Presitigious startup accelerator Y Combinator has apologized to entrepreneurs who were left scratching their heads when they received notices that they had been accepted into its Startup School only to learn a few hours later they had been rejected.
Several founders said on Twitter that Y Combinator had emailed them Monday accepting them into Startup School, only for the firm to follow up hours later with a rejection email. In the apologetic follow-up email, Y Combinator blamed its earlier acceptance message on a software error.
The problem? A software glitch caused all 15,000 applicants to receive acceptance emails, rather than just the typical 3,000. Initially, those accepted began sharing their elation on Twitter. When Y Combinator officials discovered the error, they began disinviting thousands of those applicants.
But the ensuing outcry led Y Combinator to change course again, because any problem in Silicon Valley is really a chance to innovate!
“We messed up and sent acceptance emails to many Startup School applicants who we didn’t previously have a place for,” the firm wrote in a blog post. “We’ve decided to use this error as an opportunity to try something new: we’re going to let in every company that applied to Startup School.”
Startup School is a free, 10-week course that educates founders about how to grow and manage their startup through video lectures from entrepreneurs such as the WhatsApp cofounder Jan Koum.
Of course, what these startups will get out of the program will be interesting to see. As Y Combinator noted in an email sent to these startups, they would “get access to all the course materials, the private community forum (advisors and YC partners will also participate), and you’ll be able to use the company update feature so that you’ll also be eligible for one of the hundred $10k equity-free grants.”
Not all 15,000 participating companies will receive all Startup School perks.
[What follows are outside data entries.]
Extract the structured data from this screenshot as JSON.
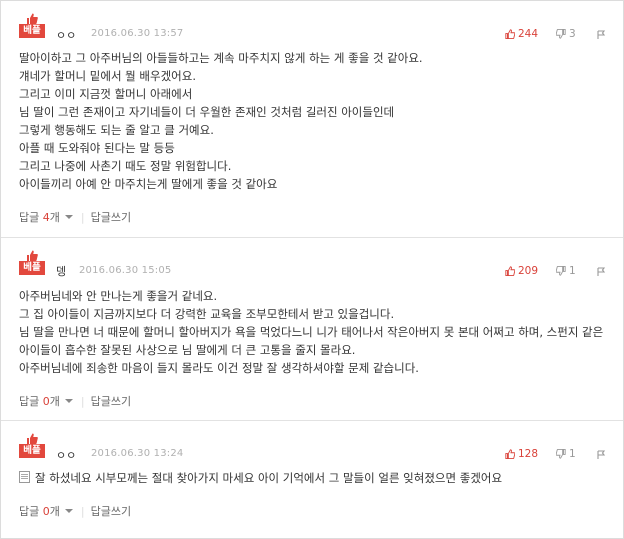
{
  "badge_label": "베플",
  "reply_label": "답글",
  "reply_count_suffix": "개",
  "write_reply_label": "답글쓰기",
  "colors": {
    "accent": "#e2483d",
    "upvote": "#d9423a",
    "muted": "#999999"
  },
  "comments": [
    {
      "nickname": "ㅇㅇ",
      "date": "2016.06.30 13:57",
      "likes": "244",
      "dislikes": "3",
      "lines": [
        "딸아이하고 그 아주버님의 아들들하고는 계속 마주치지 않게 하는 게 좋을 것 같아요.",
        "걔네가 할머니 밑에서 뭘 배우겠어요.",
        "그리고 이미 지금껏 할머니 아래에서",
        "님 딸이 그런 존재이고 자기네들이 더 우월한 존재인 것처럼 길러진 아이들인데",
        "그렇게 행동해도 되는 줄 알고 클 거예요.",
        "아플 때 도와줘야 된다는 말 등등",
        "그리고 나중에 사촌기 때도 정말 위험합니다.",
        "아이들끼리 아예 안 마주치는게 딸에게 좋을 것 같아요"
      ],
      "reply_count": "4"
    },
    {
      "nickname": "뎅",
      "date": "2016.06.30 15:05",
      "likes": "209",
      "dislikes": "1",
      "lines": [
        "아주버님네와 안 만나는게 좋을거 같네요.",
        "그 집 아이들이 지금까지보다 더 강력한 교육을 조부모한테서 받고 있을겁니다.",
        "님 딸을 만나면 너 때문에 할머니 할아버지가 욕을 먹었다느니 니가 태어나서 작은아버지 못 본대 어쩌고 하며, 스펀지 같은 아이들이 흡수한 잘못된 사상으로 님 딸에게 더 큰 고통을 줄지 몰라요.",
        "아주버님네에 죄송한 마음이 들지 몰라도 이건 정말 잘 생각하셔야할 문제 같습니다."
      ],
      "reply_count": "0"
    },
    {
      "nickname": "ㅇㅇ",
      "date": "2016.06.30 13:24",
      "likes": "128",
      "dislikes": "1",
      "lines": [
        "잘 하셨네요 시부모께는 절대 찾아가지 마세요 아이 기억에서 그 말들이 얼른 잊혀졌으면 좋겠어요"
      ],
      "reply_count": "0"
    }
  ]
}
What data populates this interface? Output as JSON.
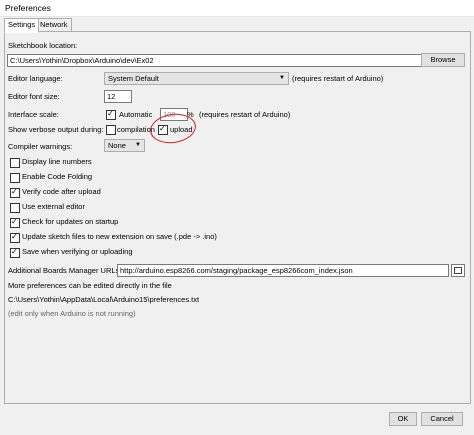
{
  "window": {
    "title": "Preferences"
  },
  "tabs": [
    {
      "label": "Settings"
    },
    {
      "label": "Network"
    }
  ],
  "sketchbook": {
    "label": "Sketchbook location:",
    "value": "C:\\Users\\Yothin\\Dropbox\\Arduino\\dev\\Ex02",
    "browse_label": "Browse"
  },
  "editor_language": {
    "label": "Editor language:",
    "value": "System Default",
    "note": "(requires restart of Arduino)"
  },
  "font_size": {
    "label": "Editor font size:",
    "value": "12"
  },
  "interface_scale": {
    "label": "Interface scale:",
    "automatic_label": "Automatic",
    "automatic_checked": true,
    "value": "100",
    "unit": "%",
    "note": "(requires restart of Arduino)"
  },
  "verbose": {
    "label": "Show verbose output during:",
    "compilation_label": "compilation",
    "compilation_checked": false,
    "upload_label": "upload",
    "upload_checked": true
  },
  "compiler_warnings": {
    "label": "Compiler warnings:",
    "value": "None"
  },
  "options": [
    {
      "label": "Display line numbers",
      "checked": false
    },
    {
      "label": "Enable Code Folding",
      "checked": false
    },
    {
      "label": "Verify code after upload",
      "checked": true
    },
    {
      "label": "Use external editor",
      "checked": false
    },
    {
      "label": "Check for updates on startup",
      "checked": true
    },
    {
      "label": "Update sketch files to new extension on save (.pde -> .ino)",
      "checked": true
    },
    {
      "label": "Save when verifying or uploading",
      "checked": true
    }
  ],
  "boards_manager": {
    "label": "Additional Boards Manager URLs:",
    "value": "http://arduino.esp8266.com/staging/package_esp8266com_index.json"
  },
  "more_prefs": {
    "note": "More preferences can be edited directly in the file",
    "path": "C:\\Users\\Yothin\\AppData\\Local\\Arduino15\\preferences.txt",
    "hint": "(edit only when Arduino is not running)"
  },
  "footer": {
    "ok_label": "OK",
    "cancel_label": "Cancel"
  },
  "colors": {
    "annotation_circle": "#d32020",
    "background": "#f0f0f0"
  }
}
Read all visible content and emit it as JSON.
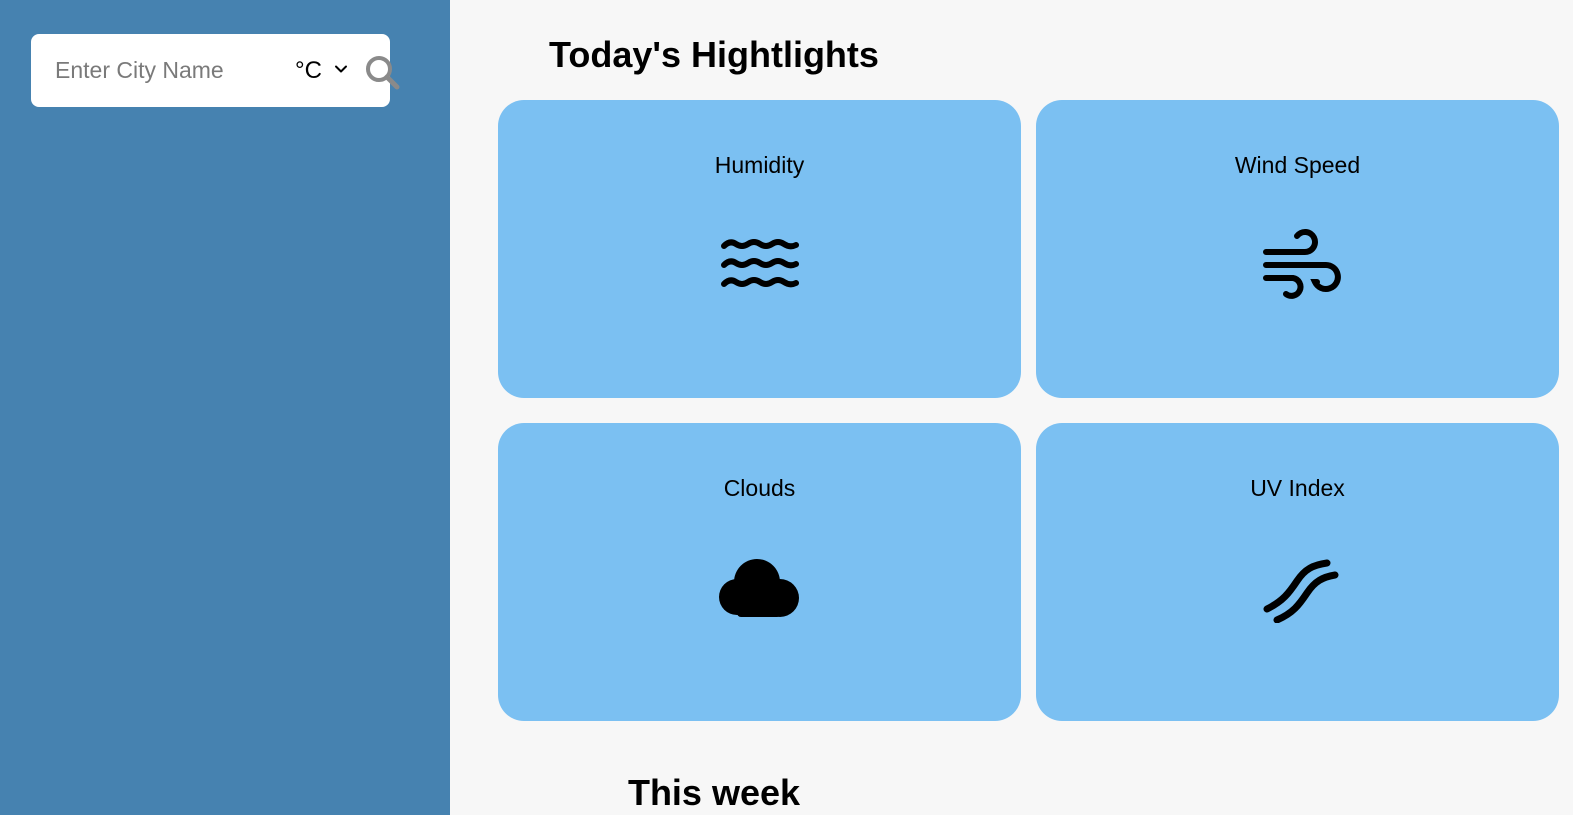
{
  "sidebar": {
    "search": {
      "placeholder": "Enter City Name",
      "value": "",
      "unit_selected": "°C",
      "search_icon": "search-icon"
    }
  },
  "main": {
    "highlights_title": "Today's Hightlights",
    "cards": [
      {
        "label": "Humidity",
        "icon": "water-waves-icon"
      },
      {
        "label": "Wind Speed",
        "icon": "wind-icon"
      },
      {
        "label": "Clouds",
        "icon": "cloud-icon"
      },
      {
        "label": "UV Index",
        "icon": "uv-rays-icon"
      }
    ],
    "week_title": "This week"
  },
  "colors": {
    "sidebar_bg": "#4682b0",
    "main_bg": "#f7f7f7",
    "card_bg": "#7bc0f2",
    "search_box_bg": "#ffffff",
    "search_icon_color": "#8a8a8a"
  }
}
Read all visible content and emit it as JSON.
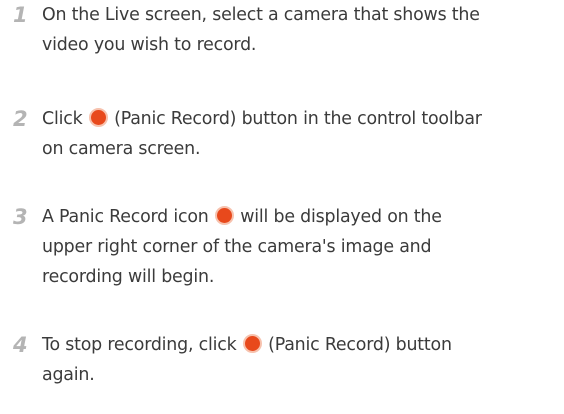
{
  "colors": {
    "step_number": "#b4b4b4",
    "body_text": "#3b3b3b",
    "panic_record_icon": "#e8491c"
  },
  "steps": [
    {
      "number": "1",
      "line1": "On the Live screen, select a camera that shows the",
      "line2": "video you wish to record."
    },
    {
      "number": "2",
      "line1_a": "Click ",
      "line1_b": " (Panic Record) button in the control toolbar",
      "line2": "on camera screen."
    },
    {
      "number": "3",
      "line1_a": "A Panic Record icon ",
      "line1_b": " will be displayed on the",
      "line2": "upper right corner of the camera's image and",
      "line3": "recording will begin."
    },
    {
      "number": "4",
      "line1_a": "To stop recording, click ",
      "line1_b": " (Panic Record) button",
      "line2": "again."
    }
  ],
  "icon": "panic-record-icon"
}
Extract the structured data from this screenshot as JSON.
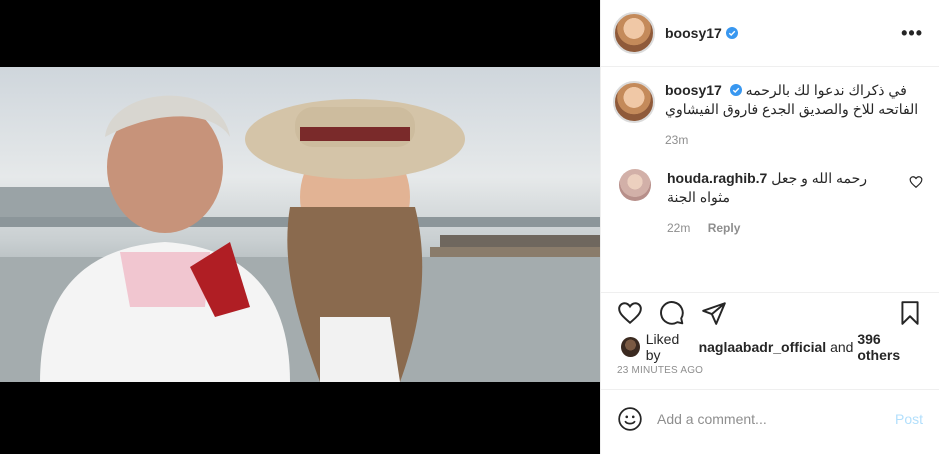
{
  "post": {
    "username": "boosy17",
    "caption": "في ذكراك ندعوا لك بالرحمه الفاتحه للاخ والصديق الجدع فاروق الفيشاوي",
    "caption_time": "23m"
  },
  "comments": [
    {
      "username": "houda.raghib.7",
      "text": "رحمه الله و جعل مثواه الجنة",
      "time": "22m",
      "reply_label": "Reply"
    }
  ],
  "likes": {
    "prefix": "Liked by",
    "user": "naglaabadr_official",
    "and": "and",
    "others": "396 others"
  },
  "timestamp": "23 MINUTES AGO",
  "composer": {
    "placeholder": "Add a comment...",
    "post_label": "Post"
  },
  "colors": {
    "verified": "#3897f0",
    "post_disabled": "#b2dffc",
    "muted": "#8e8e8e"
  }
}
Only the smaller, originally accepted batch of companies will have access to Y Combinator’s network of advisers such as its president, Sam Altman.
According to the Y Combinator partner Jared Friedman, that will be about 3,700 startups. It also means all 15,000 participants will be competing for the $10,000 grant that is given to 100 startups that complete the course.